Viji M Draviam Sastry (primary)
School of Biological and Chemical Sciences
Queen Mary University of London
Prof Richard Pickersgill (secondary)
School of Biological and Chemical Sciences


Chromosome segregation accuracy relies on the proper attachment of chromosomes to microtubules, during the process of cell division. Chromosome-microtubule attachment is facilitated by a macromolecular structure called the kinetochore. The extent to which naturally occurring variations in kinetochore genes can promote chromosomal instability is not clear, although strong evidence for such predisposition exists among DNA damage repair pathway genes. To address this knowledge gap, the PhD student will identify potentially harmful variants in chromosome segregation genes using bioinformatics and structural biology tools. To identify variants, the student will use data available in the ELGH, Gnomad, Centenarian and Biomuta databases.
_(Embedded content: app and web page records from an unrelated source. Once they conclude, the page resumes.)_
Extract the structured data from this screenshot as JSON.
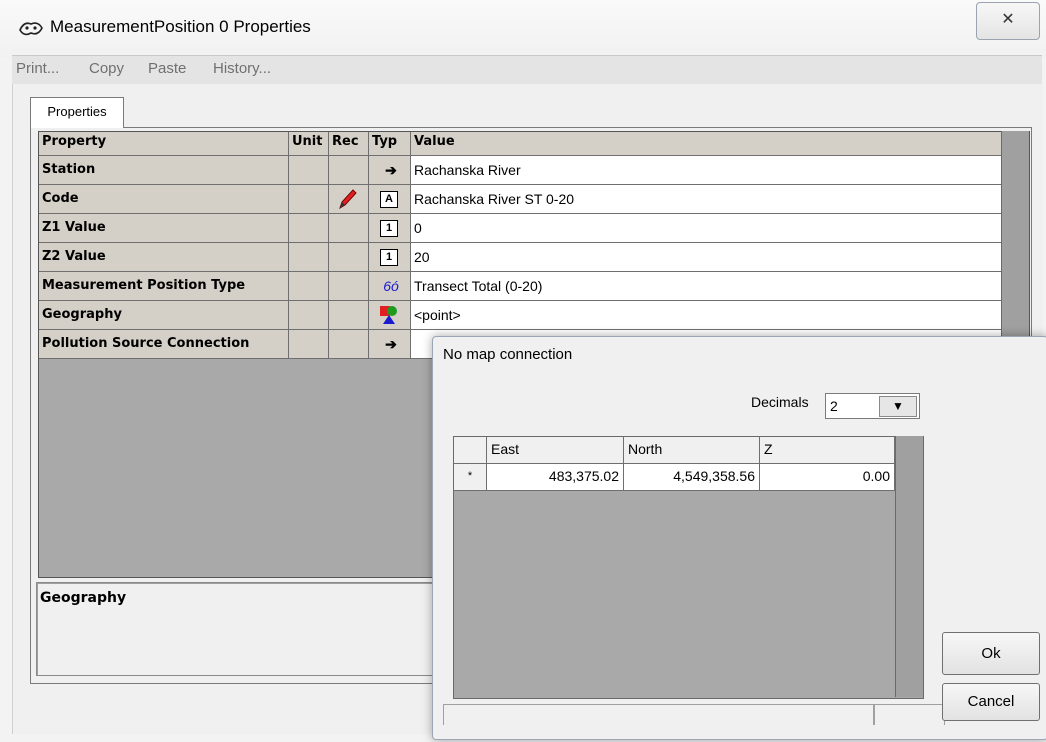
{
  "window": {
    "title": "MeasurementPosition 0 Properties",
    "close_glyph": "✕"
  },
  "menu": [
    "Print...",
    "Copy",
    "Paste",
    "History..."
  ],
  "tabs": [
    "Properties"
  ],
  "grid": {
    "headers": {
      "property": "Property",
      "unit": "Unit",
      "rec": "Rec",
      "type": "Typ",
      "value": "Value"
    },
    "rows": [
      {
        "property": "Station",
        "rec_icon": "",
        "type_icon": "arrow-icon",
        "type_glyph": "➔",
        "value": "Rachanska River"
      },
      {
        "property": "Code",
        "rec_icon": "pencil-icon",
        "type_icon": "text-icon",
        "type_glyph": "A",
        "value": "Rachanska River ST 0-20"
      },
      {
        "property": "Z1 Value",
        "rec_icon": "",
        "type_icon": "number-icon",
        "type_glyph": "1",
        "value": "0"
      },
      {
        "property": "Z2 Value",
        "rec_icon": "",
        "type_icon": "number-icon",
        "type_glyph": "1",
        "value": "20"
      },
      {
        "property": "Measurement Position Type",
        "rec_icon": "",
        "type_icon": "glasses-icon",
        "type_glyph": "6ó",
        "value": "Transect Total (0-20)"
      },
      {
        "property": "Geography",
        "rec_icon": "",
        "type_icon": "shapes-icon",
        "type_glyph": "",
        "value": "<point>"
      },
      {
        "property": "Pollution Source Connection",
        "rec_icon": "",
        "type_icon": "arrow-icon",
        "type_glyph": "➔",
        "value": ""
      }
    ]
  },
  "description": {
    "title": "Geography"
  },
  "dialog": {
    "title": "No map connection",
    "decimals_label": "Decimals",
    "decimals_value": "2",
    "dropdown_glyph": "▼",
    "columns": [
      "East",
      "North",
      "Z"
    ],
    "row_marker": "*",
    "row": {
      "east": "483,375.02",
      "north": "4,549,358.56",
      "z": "0.00"
    },
    "ok_label": "Ok",
    "cancel_label": "Cancel"
  },
  "colors": {
    "grid_bg": "#a9a9a9",
    "header_bg": "#d4d0c8",
    "pencil": "#e02020"
  }
}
To predict those that are harmful, the student will use published structures of kinetochore proteins. To investigate the impact of the variants, the student will introduce the variants in human cells and use cutting-edge super-resolution and deconvolution live-cell microscopy tools to probe changes in chromosome-microtubule attachments induced by variant protein expression. The findings will provide the first insight into genetic variations that individually or jointly poised to promote chromosome instability and premature cellular ageing.


Animal disease, health and welfareGenes, development and STEM* approaches to biology
Area of Biology
AgeingCell BiologyStructural Biology
Techniques & Approaches
BioinformaticsImage ProcessingMicroscopy / ElectrophysiologyMolecular Biology